30.03.2023 15:00 - 16:30

M. Pinsker (TU Wien)

I will give a gentle introduction to current algebraic and model-theoretic methods in the computational complexity of Constraint Satisfaction Problems (CSPs).

A CSP is a computational problem where we are given variables and constraints about them; the question is whether the variables can be assigned values such that all constraints are satisfied. Numerous natural computational problems, such as satisfiability of a given system of equations over a field, are CSPs; in fact, any computational problem is Turing-equivalent to a CSP.

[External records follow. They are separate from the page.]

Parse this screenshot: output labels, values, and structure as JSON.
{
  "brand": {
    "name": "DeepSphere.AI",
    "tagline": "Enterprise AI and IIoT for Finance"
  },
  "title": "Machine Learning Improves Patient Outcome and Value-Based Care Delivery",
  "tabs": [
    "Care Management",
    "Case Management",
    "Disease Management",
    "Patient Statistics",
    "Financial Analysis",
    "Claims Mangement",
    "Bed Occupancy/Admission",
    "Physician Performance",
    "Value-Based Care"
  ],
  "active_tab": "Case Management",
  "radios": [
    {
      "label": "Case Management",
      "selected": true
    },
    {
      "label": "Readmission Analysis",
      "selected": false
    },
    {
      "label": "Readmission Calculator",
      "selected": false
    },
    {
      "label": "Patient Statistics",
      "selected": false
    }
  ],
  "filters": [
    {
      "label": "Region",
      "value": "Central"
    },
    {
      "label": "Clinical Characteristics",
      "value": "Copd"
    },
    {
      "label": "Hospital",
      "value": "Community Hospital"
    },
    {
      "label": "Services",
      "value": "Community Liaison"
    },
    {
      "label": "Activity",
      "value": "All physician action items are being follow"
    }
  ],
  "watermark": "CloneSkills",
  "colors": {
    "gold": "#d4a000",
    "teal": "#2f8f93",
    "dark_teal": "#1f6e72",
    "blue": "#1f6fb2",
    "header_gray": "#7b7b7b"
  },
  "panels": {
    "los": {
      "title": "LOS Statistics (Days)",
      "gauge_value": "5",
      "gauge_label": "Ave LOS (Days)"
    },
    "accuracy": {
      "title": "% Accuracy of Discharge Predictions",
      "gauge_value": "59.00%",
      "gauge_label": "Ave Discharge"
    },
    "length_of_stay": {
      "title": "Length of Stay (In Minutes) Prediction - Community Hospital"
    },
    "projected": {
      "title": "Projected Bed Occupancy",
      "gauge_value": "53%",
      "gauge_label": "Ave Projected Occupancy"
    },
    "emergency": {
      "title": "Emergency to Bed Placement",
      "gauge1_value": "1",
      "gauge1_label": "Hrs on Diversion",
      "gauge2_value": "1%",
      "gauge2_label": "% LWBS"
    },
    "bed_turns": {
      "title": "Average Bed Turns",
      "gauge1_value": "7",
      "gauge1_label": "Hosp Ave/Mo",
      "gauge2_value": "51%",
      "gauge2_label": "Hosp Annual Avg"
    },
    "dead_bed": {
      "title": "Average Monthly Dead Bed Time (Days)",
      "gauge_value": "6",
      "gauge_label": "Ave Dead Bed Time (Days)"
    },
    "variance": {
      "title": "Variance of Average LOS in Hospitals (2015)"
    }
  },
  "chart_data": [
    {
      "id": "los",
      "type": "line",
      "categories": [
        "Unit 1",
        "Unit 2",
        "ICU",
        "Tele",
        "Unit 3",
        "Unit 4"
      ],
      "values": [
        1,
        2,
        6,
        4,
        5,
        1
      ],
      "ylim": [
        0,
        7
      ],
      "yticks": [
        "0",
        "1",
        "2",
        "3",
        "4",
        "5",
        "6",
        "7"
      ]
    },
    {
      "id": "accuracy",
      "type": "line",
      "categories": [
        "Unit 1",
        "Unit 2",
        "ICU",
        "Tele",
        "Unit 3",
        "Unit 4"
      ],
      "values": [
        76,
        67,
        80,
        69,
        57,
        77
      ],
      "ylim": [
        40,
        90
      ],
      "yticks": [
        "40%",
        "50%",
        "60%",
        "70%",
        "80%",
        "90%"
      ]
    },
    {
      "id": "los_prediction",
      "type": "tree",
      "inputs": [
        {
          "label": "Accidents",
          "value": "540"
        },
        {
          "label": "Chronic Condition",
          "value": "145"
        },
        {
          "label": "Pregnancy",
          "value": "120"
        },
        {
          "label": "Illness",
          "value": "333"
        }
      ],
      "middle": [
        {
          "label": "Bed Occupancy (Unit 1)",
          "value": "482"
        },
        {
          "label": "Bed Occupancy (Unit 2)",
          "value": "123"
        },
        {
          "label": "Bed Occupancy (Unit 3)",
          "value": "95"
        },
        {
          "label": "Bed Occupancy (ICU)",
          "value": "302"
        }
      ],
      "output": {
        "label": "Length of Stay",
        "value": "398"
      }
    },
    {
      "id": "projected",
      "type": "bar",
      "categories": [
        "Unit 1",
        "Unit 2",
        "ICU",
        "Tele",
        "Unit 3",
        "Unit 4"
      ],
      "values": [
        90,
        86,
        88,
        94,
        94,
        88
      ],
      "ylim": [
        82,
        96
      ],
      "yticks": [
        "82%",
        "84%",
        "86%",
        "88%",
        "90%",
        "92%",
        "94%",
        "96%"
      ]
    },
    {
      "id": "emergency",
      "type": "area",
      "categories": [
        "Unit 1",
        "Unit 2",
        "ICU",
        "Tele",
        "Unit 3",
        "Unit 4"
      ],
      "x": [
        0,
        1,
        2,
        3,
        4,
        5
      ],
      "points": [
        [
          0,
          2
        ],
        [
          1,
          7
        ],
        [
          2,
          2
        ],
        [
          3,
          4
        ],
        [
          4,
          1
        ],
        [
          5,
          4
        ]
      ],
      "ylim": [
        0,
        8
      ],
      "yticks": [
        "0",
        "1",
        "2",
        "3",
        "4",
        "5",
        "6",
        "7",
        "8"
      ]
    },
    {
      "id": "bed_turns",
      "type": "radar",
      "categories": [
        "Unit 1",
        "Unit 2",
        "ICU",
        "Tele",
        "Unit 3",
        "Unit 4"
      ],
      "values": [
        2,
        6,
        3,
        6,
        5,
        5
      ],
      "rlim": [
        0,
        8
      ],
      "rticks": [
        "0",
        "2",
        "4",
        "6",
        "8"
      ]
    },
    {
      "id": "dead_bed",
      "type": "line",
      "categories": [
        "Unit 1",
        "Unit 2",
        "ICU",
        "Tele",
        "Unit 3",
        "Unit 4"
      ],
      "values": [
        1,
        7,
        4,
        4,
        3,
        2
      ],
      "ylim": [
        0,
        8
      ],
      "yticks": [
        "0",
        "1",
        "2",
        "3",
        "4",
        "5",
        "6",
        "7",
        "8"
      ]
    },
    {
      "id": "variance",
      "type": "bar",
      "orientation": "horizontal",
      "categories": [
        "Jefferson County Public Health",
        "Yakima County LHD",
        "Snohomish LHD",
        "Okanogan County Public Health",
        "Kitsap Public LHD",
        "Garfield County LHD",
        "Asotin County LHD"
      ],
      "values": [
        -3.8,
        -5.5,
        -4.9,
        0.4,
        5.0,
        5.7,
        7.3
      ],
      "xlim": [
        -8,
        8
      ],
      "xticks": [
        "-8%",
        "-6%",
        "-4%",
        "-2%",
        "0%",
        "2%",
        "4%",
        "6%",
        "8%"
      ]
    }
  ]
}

Any CSP can be modeled by a relational structure, and conversely every relational structure naturally defines a CSP. In view of humanity's continuing quest to distinguish easy from hard problems in general, and the class P (polynomial-time solvable problems, e.g. satisfiability of linear equations over a field) from the class NP (polynomial-time verifiable problems, e.g. satisfiability of a propositional formula) in particular, the question arises which mathematical properties of a relational structure make the corresponding CSP easy and which make it hard. It turns out that particular algebraic invariants of the structure often determine the borderline between different complexity classes. Hence algebraic methods, combined with concepts from model theory as well as from Ramsey theory in the case of infinite structures, yield appropriate tools to determine the computational complexity of CSPs.




HS 11, 2. OG, OMP 1